**What the task requires**
Return every line from the records below that has the word "JSON".

**Data supplied**
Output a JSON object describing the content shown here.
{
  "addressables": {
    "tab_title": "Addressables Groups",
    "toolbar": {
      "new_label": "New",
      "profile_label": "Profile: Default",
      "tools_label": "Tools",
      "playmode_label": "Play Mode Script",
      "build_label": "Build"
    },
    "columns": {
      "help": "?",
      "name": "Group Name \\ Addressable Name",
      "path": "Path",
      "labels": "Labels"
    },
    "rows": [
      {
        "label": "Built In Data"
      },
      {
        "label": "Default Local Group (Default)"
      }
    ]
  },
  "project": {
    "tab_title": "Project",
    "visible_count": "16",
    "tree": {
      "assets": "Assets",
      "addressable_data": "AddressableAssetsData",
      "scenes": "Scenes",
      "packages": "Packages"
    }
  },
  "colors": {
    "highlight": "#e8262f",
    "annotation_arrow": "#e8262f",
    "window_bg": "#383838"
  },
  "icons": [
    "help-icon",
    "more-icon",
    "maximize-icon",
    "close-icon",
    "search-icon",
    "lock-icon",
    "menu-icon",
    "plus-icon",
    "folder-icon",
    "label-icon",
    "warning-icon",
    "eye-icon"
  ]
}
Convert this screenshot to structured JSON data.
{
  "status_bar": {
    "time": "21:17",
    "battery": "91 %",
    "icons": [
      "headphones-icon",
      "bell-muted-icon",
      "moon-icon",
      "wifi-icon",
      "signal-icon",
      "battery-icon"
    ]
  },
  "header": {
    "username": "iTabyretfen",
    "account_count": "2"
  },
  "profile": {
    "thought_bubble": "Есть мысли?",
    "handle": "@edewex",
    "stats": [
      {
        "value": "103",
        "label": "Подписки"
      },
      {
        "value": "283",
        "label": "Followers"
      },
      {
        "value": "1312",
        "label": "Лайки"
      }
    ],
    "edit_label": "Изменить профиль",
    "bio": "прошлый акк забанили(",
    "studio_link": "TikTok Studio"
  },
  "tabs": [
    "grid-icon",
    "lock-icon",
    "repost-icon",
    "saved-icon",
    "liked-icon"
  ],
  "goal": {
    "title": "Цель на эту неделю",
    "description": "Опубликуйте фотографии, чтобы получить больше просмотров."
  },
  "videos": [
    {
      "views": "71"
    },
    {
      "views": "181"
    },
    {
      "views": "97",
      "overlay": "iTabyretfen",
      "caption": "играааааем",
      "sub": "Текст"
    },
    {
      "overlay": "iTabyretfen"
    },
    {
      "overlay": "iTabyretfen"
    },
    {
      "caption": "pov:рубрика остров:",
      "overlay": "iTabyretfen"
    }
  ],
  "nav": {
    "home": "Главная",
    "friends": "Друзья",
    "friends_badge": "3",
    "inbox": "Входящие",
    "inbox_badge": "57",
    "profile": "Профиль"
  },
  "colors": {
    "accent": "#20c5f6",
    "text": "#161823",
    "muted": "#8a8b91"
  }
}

**Answer to this exercise**
Output a JSON object describing the content shown here.
Convert this screenshot to structured JSON data.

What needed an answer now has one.